On 6-10 December 1999 (the eve of the launching of the African Renaissance project) African ministers of education gathered in Johannesburg – South Africa to assess the continent’s specific challenges and priorities and chart the way forward to true African Renaissance. At the end of the meeting, a framework for action was adopted. The framework for action was that education is the sine quo non for empowering the people of Africa to participate and benefit in the globalized economy of the 21st century.
The ministers noted that progress in Africa or renaissance of Africa could not be achieved if masses of African people continue to be in languishing in poverty and illiteracy. They urged a concerted effort to promoting integration of education into the family and the community.
September 2000, saw the largest-ever gathering of world leaders at the United Nations Millennium Development Summit, with some 150 heads of State or government participating. The summit addressed major global challenges such as how to pull over 1 billion people out of extreme poverty, to develop strategies to reduce joblessness among youth and promote social progress and better standards of life through education and training (United Nations, 2002).
Within a year, the people of Africa responded to these challenges by forming the African Union. The African Union is Africa’s practical and determined response to its past and present, in favour of development, education and prosperity. Its socio-economic revitalization of the continent is the New Partnership for Africa’s Development (Nepad). Nepad has a forceful mandate to eradicating poverty and underdevelopment throughout Africa in the context of education and training (Mbeki, 2002).
The recently held World Summit on Sustainable Development hosted in Johannesburg reaffirmed these aspirations when the world leaders came out with a resolution to poverty reduction and development through education and training.
These positive development by the leadership of the world particularly from African leaders offer better conditions for all to use our skills and expertise so that we can make our humble contribution to the development of our continent.
Soshanguve Family Literacy Services
It is against this background that we in this conference to report that we have in a small and humble way contributed to the development of Africa by initiating the Soshanguve Family Literacy Project in Soshanguve...
The Soshanguve family literacy program is a direct response to the parent survey research we undertaken in the community of Soshanguve.

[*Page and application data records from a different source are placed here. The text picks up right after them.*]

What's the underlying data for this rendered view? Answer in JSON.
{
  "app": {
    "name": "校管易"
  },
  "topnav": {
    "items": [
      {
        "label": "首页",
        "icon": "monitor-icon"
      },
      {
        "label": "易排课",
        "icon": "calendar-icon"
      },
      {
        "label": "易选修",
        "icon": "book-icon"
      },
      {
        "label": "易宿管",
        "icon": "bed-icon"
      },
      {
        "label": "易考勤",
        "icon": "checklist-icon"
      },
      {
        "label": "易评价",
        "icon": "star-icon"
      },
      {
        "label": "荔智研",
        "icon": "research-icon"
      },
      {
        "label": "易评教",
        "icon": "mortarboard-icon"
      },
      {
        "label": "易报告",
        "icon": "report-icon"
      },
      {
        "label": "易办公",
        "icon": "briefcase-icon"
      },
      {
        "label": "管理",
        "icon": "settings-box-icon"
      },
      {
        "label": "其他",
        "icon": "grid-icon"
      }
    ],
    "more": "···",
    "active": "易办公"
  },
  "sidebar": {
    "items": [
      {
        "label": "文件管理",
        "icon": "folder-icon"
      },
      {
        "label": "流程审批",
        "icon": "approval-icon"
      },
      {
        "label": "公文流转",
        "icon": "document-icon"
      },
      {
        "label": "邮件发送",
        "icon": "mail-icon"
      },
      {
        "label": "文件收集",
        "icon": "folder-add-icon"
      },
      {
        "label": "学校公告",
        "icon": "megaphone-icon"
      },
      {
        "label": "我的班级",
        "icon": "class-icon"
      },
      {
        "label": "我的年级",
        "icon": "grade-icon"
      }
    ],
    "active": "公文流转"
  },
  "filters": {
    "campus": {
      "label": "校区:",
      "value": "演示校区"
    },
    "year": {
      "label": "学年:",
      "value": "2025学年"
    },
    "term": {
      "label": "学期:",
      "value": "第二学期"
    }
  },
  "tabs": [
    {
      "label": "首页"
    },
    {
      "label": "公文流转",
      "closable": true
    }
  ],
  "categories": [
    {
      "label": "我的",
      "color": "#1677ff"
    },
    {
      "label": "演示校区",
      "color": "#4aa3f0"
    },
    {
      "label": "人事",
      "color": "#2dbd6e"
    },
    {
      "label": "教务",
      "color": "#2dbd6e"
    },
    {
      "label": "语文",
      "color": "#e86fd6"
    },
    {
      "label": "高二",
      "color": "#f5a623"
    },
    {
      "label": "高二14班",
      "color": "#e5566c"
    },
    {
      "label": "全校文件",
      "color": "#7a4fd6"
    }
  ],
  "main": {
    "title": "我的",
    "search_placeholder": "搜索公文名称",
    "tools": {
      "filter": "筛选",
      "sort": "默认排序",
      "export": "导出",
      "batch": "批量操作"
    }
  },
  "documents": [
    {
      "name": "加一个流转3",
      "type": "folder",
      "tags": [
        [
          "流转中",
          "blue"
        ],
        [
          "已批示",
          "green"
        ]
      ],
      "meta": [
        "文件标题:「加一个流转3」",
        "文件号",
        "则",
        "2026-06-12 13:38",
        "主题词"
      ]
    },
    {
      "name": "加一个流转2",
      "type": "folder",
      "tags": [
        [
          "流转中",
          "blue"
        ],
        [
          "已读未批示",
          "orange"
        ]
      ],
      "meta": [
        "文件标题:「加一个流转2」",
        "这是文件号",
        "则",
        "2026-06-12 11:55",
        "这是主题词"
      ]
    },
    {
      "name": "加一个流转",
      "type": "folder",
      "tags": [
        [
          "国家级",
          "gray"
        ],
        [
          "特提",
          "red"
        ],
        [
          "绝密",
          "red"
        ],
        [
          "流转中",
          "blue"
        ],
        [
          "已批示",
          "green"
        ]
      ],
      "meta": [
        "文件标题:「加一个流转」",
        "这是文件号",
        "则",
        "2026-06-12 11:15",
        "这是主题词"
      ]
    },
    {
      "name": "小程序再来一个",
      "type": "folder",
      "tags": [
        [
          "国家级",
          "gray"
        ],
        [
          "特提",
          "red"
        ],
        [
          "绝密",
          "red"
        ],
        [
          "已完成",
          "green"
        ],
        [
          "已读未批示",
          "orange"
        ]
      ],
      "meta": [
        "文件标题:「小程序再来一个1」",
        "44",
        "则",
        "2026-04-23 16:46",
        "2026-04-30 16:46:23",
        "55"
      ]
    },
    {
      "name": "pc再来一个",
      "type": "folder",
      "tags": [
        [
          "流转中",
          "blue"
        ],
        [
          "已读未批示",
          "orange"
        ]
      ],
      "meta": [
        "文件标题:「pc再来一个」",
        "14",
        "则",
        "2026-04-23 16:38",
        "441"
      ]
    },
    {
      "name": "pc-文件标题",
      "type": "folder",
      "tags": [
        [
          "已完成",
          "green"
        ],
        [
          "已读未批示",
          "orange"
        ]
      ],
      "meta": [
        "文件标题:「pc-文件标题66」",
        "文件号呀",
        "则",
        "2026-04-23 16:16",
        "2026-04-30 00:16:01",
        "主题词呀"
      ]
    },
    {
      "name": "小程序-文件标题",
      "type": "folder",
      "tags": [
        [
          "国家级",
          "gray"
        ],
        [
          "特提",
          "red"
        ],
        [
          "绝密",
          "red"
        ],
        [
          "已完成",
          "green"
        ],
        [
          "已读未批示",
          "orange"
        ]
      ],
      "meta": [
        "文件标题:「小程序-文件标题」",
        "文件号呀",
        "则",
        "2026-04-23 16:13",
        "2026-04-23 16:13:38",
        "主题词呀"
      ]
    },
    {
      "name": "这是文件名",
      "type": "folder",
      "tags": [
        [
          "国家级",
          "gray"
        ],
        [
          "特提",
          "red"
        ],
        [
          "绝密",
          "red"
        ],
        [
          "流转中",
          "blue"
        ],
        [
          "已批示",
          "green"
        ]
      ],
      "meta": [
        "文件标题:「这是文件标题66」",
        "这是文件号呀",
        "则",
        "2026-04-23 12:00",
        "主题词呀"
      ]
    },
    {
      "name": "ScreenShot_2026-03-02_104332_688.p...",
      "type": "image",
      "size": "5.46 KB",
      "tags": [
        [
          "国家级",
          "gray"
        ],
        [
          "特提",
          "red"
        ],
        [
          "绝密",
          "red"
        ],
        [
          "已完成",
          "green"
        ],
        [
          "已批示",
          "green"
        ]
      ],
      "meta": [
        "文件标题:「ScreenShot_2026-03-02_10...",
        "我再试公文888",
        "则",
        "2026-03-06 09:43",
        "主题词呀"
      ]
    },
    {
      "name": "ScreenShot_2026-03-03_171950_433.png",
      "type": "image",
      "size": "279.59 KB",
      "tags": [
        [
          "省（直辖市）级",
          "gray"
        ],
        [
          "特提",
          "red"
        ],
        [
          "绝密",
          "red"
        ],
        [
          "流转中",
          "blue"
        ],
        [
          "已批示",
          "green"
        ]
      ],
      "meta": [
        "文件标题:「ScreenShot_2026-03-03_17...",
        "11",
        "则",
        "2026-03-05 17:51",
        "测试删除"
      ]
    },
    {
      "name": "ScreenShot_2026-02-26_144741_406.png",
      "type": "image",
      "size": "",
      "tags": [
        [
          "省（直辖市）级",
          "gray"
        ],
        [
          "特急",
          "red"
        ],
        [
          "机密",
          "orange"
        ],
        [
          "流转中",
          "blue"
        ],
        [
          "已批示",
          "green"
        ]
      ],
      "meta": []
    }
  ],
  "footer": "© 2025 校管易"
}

The survey research was sponsored by Technikon Northern Gauteng Research Capacity Building Programmes. The survey research findings indicated that – though most parents...